On Wednesday the company said, A surge in demand for goods like furniture and exercise equipment from locked-down consumers has sparked a jump in shipping rates, boosting profits for Danish freight giant Maersk.
Still shares in the world’s largest container shipping line fell as much as 8% as it missed analysts’ lofty forecasts for the end of last year and gave more cautious guidance for 2021 than expected. Maersk’s ocean shipping business, “performed at record level in the quarter as a consequence of the strong rebound of demand,” CEO Soren Skou said in a statement. Helped by record high freight rates and low fuel prices, fourth-quarter earnings before interest, tax, depreciation and amortization (EBITDA) leapt 85% to $2.71 billion from a year earlier. However, that was below the $3.06 billion forecast by analysts in a poll gathered by the company.

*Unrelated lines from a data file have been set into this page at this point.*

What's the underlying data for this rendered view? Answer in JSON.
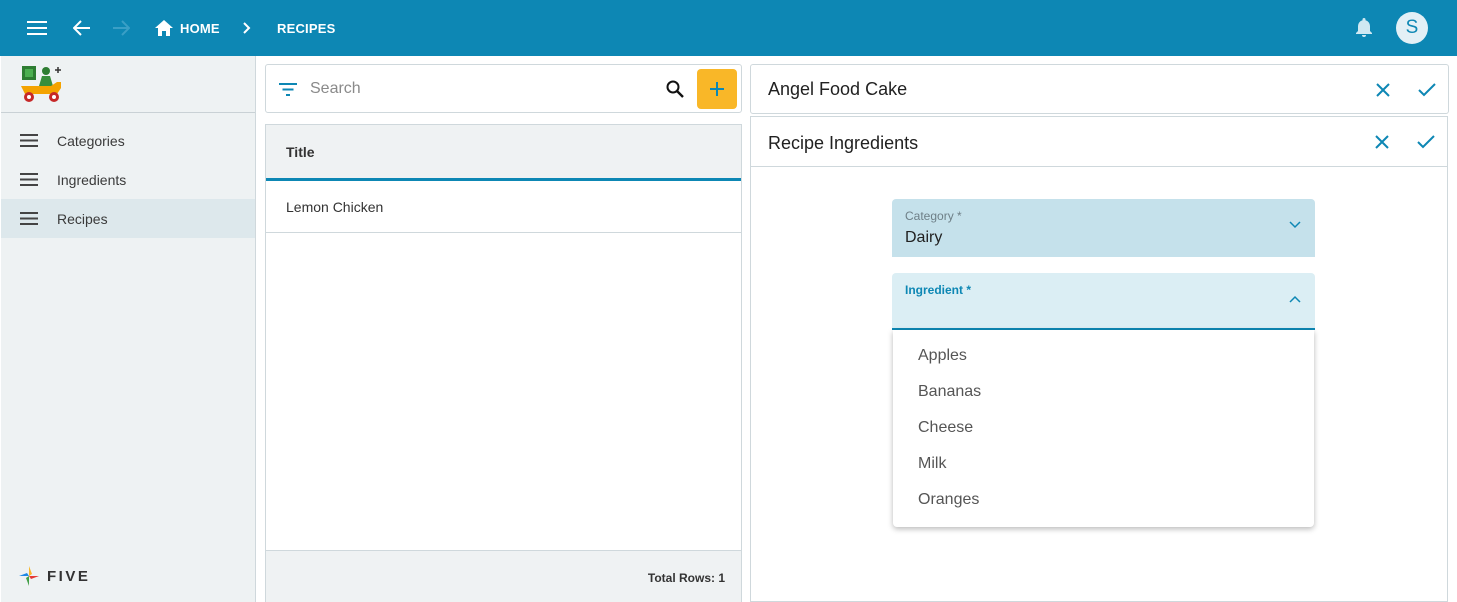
{
  "topbar": {
    "breadcrumb_home": "HOME",
    "breadcrumb_current": "RECIPES",
    "avatar_initial": "S"
  },
  "sidebar": {
    "items": [
      {
        "label": "Categories",
        "icon": "menu-lines-icon"
      },
      {
        "label": "Ingredients",
        "icon": "menu-lines-icon"
      },
      {
        "label": "Recipes",
        "icon": "menu-lines-icon",
        "active": true
      }
    ],
    "brand": "FIVE"
  },
  "list": {
    "search_placeholder": "Search",
    "column_title": "Title",
    "rows": [
      "Lemon Chicken"
    ],
    "footer": "Total Rows: 1"
  },
  "record": {
    "title": "Angel Food Cake",
    "subform_title": "Recipe Ingredients",
    "category_label": "Category *",
    "category_value": "Dairy",
    "ingredient_label": "Ingredient *",
    "ingredient_options": [
      "Apples",
      "Bananas",
      "Cheese",
      "Milk",
      "Oranges"
    ]
  },
  "colors": {
    "primary": "#0d87b4",
    "accent": "#f9b728",
    "sidebar_bg": "#eef2f3"
  }
}
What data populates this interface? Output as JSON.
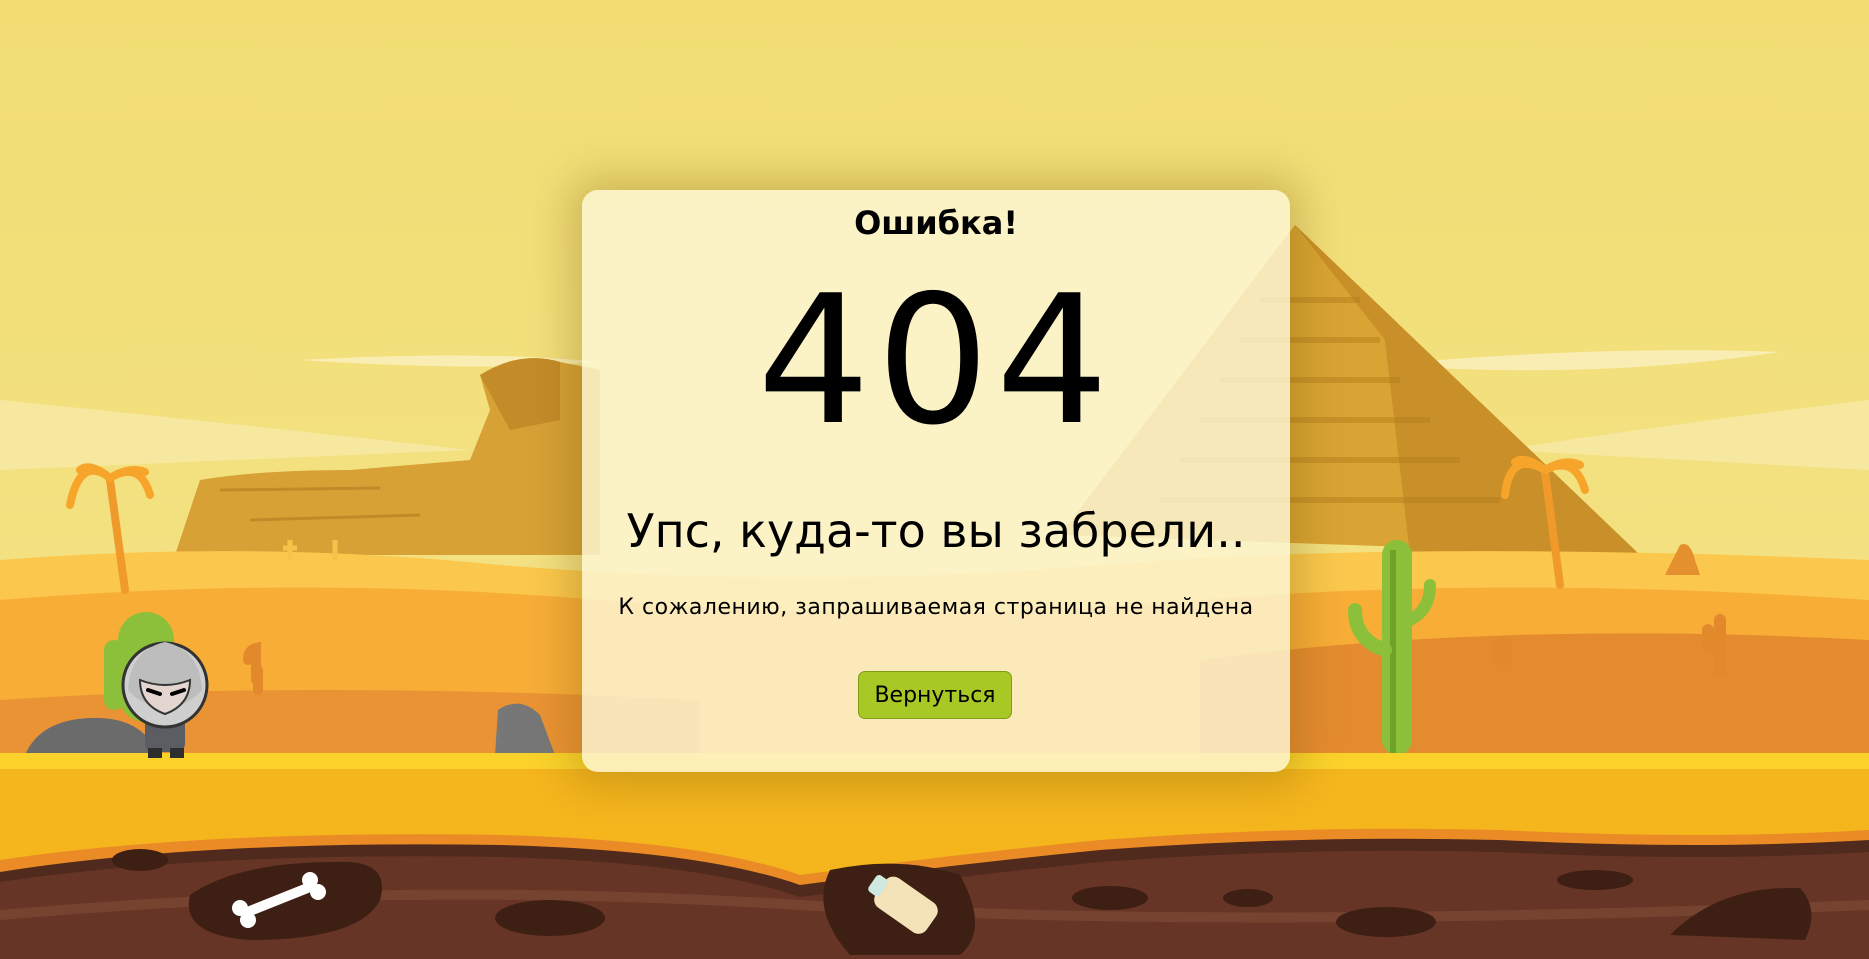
{
  "page": {
    "error_title": "Ошибка!",
    "code": "404",
    "heading": "Упс, куда-то вы забрели..",
    "message": "К сожалению, запрашиваемая страница не найдена",
    "back_button": "Вернуться"
  },
  "colors": {
    "sky": "#f1dd72",
    "dune": "#f8ad37",
    "ground": "#f4b51d",
    "soil": "#673525",
    "button": "#a8c826"
  },
  "icons": [
    "pyramid",
    "sphinx",
    "palm-tree",
    "cactus",
    "rock",
    "knight-character",
    "bone",
    "bottle"
  ]
}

Skou said, “Our continued progress makes us confident that we will continue to grow the earnings of the company as the economic situation normalizes in 2021 and beyond.” Maersk expects global container trade to rise 3-5% in 2021 after declining 2% last year. The majority of consumer goods are ferried by container ship operators like Maersk. Container ships have been sailing at full load since August – something that has not happened in a decade. Maersk expects EBITDA of $8.5 billion-$10.5 billion this year, in comparison with the $10.3 billion expected by analysts and $8.3 billion achieved last year.